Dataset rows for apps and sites
◆ ◆ ◆ ◆ ◆
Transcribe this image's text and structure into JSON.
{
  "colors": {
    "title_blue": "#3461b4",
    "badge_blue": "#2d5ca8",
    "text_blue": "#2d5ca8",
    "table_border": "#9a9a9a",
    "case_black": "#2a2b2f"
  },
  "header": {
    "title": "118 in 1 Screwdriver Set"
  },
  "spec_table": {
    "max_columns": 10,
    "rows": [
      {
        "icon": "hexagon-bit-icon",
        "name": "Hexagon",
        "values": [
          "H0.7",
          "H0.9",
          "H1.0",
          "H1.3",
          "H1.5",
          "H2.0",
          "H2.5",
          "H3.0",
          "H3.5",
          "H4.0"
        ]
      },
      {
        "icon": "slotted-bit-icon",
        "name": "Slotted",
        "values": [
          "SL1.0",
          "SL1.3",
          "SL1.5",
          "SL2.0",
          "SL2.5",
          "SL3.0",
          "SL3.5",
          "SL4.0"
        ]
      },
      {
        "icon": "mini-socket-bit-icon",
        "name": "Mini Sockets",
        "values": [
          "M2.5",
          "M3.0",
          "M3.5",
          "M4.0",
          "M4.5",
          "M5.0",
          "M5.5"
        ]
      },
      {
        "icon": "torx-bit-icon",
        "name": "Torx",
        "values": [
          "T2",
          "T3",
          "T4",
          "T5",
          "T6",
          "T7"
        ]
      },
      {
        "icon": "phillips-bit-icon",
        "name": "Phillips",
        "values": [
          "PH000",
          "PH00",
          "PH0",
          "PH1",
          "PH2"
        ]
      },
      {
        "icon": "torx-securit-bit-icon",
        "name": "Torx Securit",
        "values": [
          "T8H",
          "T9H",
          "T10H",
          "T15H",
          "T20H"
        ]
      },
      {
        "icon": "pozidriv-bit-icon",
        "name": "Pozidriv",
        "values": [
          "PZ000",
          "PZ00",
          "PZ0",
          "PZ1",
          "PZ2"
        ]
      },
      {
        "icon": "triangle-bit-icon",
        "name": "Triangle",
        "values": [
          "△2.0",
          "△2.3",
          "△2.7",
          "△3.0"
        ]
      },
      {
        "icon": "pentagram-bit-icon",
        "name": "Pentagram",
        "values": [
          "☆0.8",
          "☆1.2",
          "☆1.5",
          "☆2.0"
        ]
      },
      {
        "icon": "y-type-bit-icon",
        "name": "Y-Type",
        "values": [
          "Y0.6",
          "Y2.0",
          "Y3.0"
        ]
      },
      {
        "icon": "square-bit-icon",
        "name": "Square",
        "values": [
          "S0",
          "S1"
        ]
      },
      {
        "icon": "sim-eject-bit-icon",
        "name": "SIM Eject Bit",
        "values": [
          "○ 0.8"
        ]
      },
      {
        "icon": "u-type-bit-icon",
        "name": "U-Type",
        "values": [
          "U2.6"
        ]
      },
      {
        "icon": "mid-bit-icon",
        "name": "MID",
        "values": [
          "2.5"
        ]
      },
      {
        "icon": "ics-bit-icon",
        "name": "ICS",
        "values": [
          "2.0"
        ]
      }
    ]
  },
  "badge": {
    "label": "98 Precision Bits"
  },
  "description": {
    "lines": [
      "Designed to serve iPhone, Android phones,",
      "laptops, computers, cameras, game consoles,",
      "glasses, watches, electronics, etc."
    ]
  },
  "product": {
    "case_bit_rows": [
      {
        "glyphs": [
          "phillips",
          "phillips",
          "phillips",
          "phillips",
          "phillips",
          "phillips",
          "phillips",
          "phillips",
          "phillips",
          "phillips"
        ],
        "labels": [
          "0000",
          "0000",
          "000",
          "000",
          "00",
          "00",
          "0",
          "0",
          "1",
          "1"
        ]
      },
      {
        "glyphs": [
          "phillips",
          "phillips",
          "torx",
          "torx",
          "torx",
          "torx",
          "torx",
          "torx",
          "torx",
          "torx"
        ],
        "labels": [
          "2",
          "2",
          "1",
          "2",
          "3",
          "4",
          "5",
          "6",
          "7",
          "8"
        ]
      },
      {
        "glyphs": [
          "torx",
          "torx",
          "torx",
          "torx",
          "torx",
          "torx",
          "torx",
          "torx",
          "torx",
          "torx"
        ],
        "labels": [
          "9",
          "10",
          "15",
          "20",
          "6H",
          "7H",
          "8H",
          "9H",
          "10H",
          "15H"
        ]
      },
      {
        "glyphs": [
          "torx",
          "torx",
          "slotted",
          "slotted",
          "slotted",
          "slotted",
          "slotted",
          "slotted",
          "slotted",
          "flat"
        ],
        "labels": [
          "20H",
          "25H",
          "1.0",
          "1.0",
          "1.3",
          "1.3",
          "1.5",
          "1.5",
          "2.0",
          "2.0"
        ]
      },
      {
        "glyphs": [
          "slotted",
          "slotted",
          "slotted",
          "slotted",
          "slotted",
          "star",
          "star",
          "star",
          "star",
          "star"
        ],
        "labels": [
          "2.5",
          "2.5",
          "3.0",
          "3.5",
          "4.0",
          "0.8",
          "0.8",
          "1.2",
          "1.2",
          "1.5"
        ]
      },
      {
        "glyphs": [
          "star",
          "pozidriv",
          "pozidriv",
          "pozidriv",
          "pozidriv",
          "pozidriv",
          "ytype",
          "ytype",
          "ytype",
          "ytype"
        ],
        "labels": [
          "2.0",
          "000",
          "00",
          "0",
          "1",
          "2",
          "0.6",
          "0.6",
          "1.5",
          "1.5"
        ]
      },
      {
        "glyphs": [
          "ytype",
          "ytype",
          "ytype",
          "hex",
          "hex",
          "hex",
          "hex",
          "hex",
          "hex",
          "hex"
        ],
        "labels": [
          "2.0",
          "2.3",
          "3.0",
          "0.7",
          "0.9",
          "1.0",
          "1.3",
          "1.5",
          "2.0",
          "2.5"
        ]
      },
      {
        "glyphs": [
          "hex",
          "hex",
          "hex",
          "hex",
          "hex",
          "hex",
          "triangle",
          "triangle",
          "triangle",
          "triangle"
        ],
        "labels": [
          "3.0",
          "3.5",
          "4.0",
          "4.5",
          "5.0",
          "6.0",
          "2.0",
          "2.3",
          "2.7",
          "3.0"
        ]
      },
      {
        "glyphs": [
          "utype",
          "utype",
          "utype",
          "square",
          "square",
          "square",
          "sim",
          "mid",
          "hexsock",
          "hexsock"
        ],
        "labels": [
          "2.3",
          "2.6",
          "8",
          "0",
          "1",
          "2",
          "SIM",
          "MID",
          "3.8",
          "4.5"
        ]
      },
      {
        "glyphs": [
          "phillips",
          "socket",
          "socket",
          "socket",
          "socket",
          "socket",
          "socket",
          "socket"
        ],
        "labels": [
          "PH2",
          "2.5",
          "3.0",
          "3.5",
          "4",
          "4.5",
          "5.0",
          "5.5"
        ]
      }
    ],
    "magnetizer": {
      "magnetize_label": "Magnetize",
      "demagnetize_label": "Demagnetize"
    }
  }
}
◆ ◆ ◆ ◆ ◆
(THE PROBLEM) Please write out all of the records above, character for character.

(PROBLEM SOLUTION)
Transcribe this image's text and structure into JSON.
{
  "colors": {
    "title_blue": "#3461b4",
    "badge_blue": "#2d5ca8",
    "text_blue": "#2d5ca8",
    "table_border": "#9a9a9a",
    "case_black": "#2a2b2f"
  },
  "header": {
    "title": "118 in 1 Screwdriver Set"
  },
  "spec_table": {
    "max_columns": 10,
    "rows": [
      {
        "icon": "hexagon-bit-icon",
        "name": "Hexagon",
        "values": [
          "H0.7",
          "H0.9",
          "H1.0",
          "H1.3",
          "H1.5",
          "H2.0",
          "H2.5",
          "H3.0",
          "H3.5",
          "H4.0"
        ]
      },
      {
        "icon": "slotted-bit-icon",
        "name": "Slotted",
        "values": [
          "SL1.0",
          "SL1.3",
          "SL1.5",
          "SL2.0",
          "SL2.5",
          "SL3.0",
          "SL3.5",
          "SL4.0"
        ]
      },
      {
        "icon": "mini-socket-bit-icon",
        "name": "Mini Sockets",
        "values": [
          "M2.5",
          "M3.0",
          "M3.5",
          "M4.0",
          "M4.5",
          "M5.0",
          "M5.5"
        ]
      },
      {
        "icon": "torx-bit-icon",
        "name": "Torx",
        "values": [
          "T2",
          "T3",
          "T4",
          "T5",
          "T6",
          "T7"
        ]
      },
      {
        "icon": "phillips-bit-icon",
        "name": "Phillips",
        "values": [
          "PH000",
          "PH00",
          "PH0",
          "PH1",
          "PH2"
        ]
      },
      {
        "icon": "torx-securit-bit-icon",
        "name": "Torx Securit",
        "values": [
          "T8H",
          "T9H",
          "T10H",
          "T15H",
          "T20H"
        ]
      },
      {
        "icon": "pozidriv-bit-icon",
        "name": "Pozidriv",
        "values": [
          "PZ000",
          "PZ00",
          "PZ0",
          "PZ1",
          "PZ2"
        ]
      },
      {
        "icon": "triangle-bit-icon",
        "name": "Triangle",
        "values": [
          "△2.0",
          "△2.3",
          "△2.7",
          "△3.0"
        ]
      },
      {
        "icon": "pentagram-bit-icon",
        "name": "Pentagram",
        "values": [
          "☆0.8",
          "☆1.2",
          "☆1.5",
          "☆2.0"
        ]
      },
      {
        "icon": "y-type-bit-icon",
        "name": "Y-Type",
        "values": [
          "Y0.6",
          "Y2.0",
          "Y3.0"
        ]
      },
      {
        "icon": "square-bit-icon",
        "name": "Square",
        "values": [
          "S0",
          "S1"
        ]
      },
      {
        "icon": "sim-eject-bit-icon",
        "name": "SIM Eject Bit",
        "values": [
          "○ 0.8"
        ]
      },
      {
        "icon": "u-type-bit-icon",
        "name": "U-Type",
        "values": [
          "U2.6"
        ]
      },
      {
        "icon": "mid-bit-icon",
        "name": "MID",
        "values": [
          "2.5"
        ]
      },
      {
        "icon": "ics-bit-icon",
        "name": "ICS",
        "values": [
          "2.0"
        ]
      }
    ]
  },
  "badge": {
    "label": "98 Precision Bits"
  },
  "description": {
    "lines": [
      "Designed to serve iPhone, Android phones,",
      "laptops, computers, cameras, game consoles,",
      "glasses, watches, electronics, etc."
    ]
  },
  "product": {
    "case_bit_rows": [
      {
        "glyphs": [
          "phillips",
          "phillips",
          "phillips",
          "phillips",
          "phillips",
          "phillips",
          "phillips",
          "phillips",
          "phillips",
          "phillips"
        ],
        "labels": [
          "0000",
          "0000",
          "000",
          "000",
          "00",
          "00",
          "0",
          "0",
          "1",
          "1"
        ]
      },
      {
        "glyphs": [
          "phillips",
          "phillips",
          "torx",
          "torx",
          "torx",
          "torx",
          "torx",
          "torx",
          "torx",
          "torx"
        ],
        "labels": [
          "2",
          "2",
          "1",
          "2",
          "3",
          "4",
          "5",
          "6",
          "7",
          "8"
        ]
      },
      {
        "glyphs": [
          "torx",
          "torx",
          "torx",
          "torx",
          "torx",
          "torx",
          "torx",
          "torx",
          "torx",
          "torx"
        ],
        "labels": [
          "9",
          "10",
          "15",
          "20",
          "6H",
          "7H",
          "8H",
          "9H",
          "10H",
          "15H"
        ]
      },
      {
        "glyphs": [
          "torx",
          "torx",
          "slotted",
          "slotted",
          "slotted",
          "slotted",
          "slotted",
          "slotted",
          "slotted",
          "flat"
        ],
        "labels": [
          "20H",
          "25H",
          "1.0",
          "1.0",
          "1.3",
          "1.3",
          "1.5",
          "1.5",
          "2.0",
          "2.0"
        ]
      },
      {
        "glyphs": [
          "slotted",
          "slotted",
          "slotted",
          "slotted",
          "slotted",
          "star",
          "star",
          "star",
          "star",
          "star"
        ],
        "labels": [
          "2.5",
          "2.5",
          "3.0",
          "3.5",
          "4.0",
          "0.8",
          "0.8",
          "1.2",
          "1.2",
          "1.5"
        ]
      },
      {
        "glyphs": [
          "star",
          "pozidriv",
          "pozidriv",
          "pozidriv",
          "pozidriv",
          "pozidriv",
          "ytype",
          "ytype",
          "ytype",
          "ytype"
        ],
        "labels": [
          "2.0",
          "000",
          "00",
          "0",
          "1",
          "2",
          "0.6",
          "0.6",
          "1.5",
          "1.5"
        ]
      },
      {
        "glyphs": [
          "ytype",
          "ytype",
          "ytype",
          "hex",
          "hex",
          "hex",
          "hex",
          "hex",
          "hex",
          "hex"
        ],
        "labels": [
          "2.0",
          "2.3",
          "3.0",
          "0.7",
          "0.9",
          "1.0",
          "1.3",
          "1.5",
          "2.0",
          "2.5"
        ]
      },
      {
        "glyphs": [
          "hex",
          "hex",
          "hex",
          "hex",
          "hex",
          "hex",
          "triangle",
          "triangle",
          "triangle",
          "triangle"
        ],
        "labels": [
          "3.0",
          "3.5",
          "4.0",
          "4.5",
          "5.0",
          "6.0",
          "2.0",
          "2.3",
          "2.7",
          "3.0"
        ]
      },
      {
        "glyphs": [
          "utype",
          "utype",
          "utype",
          "square",
          "square",
          "square",
          "sim",
          "mid",
          "hexsock",
          "hexsock"
        ],
        "labels": [
          "2.3",
          "2.6",
          "8",
          "0",
          "1",
          "2",
          "SIM",
          "MID",
          "3.8",
          "4.5"
        ]
      },
      {
        "glyphs": [
          "phillips",
          "socket",
          "socket",
          "socket",
          "socket",
          "socket",
          "socket",
          "socket"
        ],
        "labels": [
          "PH2",
          "2.5",
          "3.0",
          "3.5",
          "4",
          "4.5",
          "5.0",
          "5.5"
        ]
      }
    ],
    "magnetizer": {
      "magnetize_label": "Magnetize",
      "demagnetize_label": "Demagnetize"
    }
  }
}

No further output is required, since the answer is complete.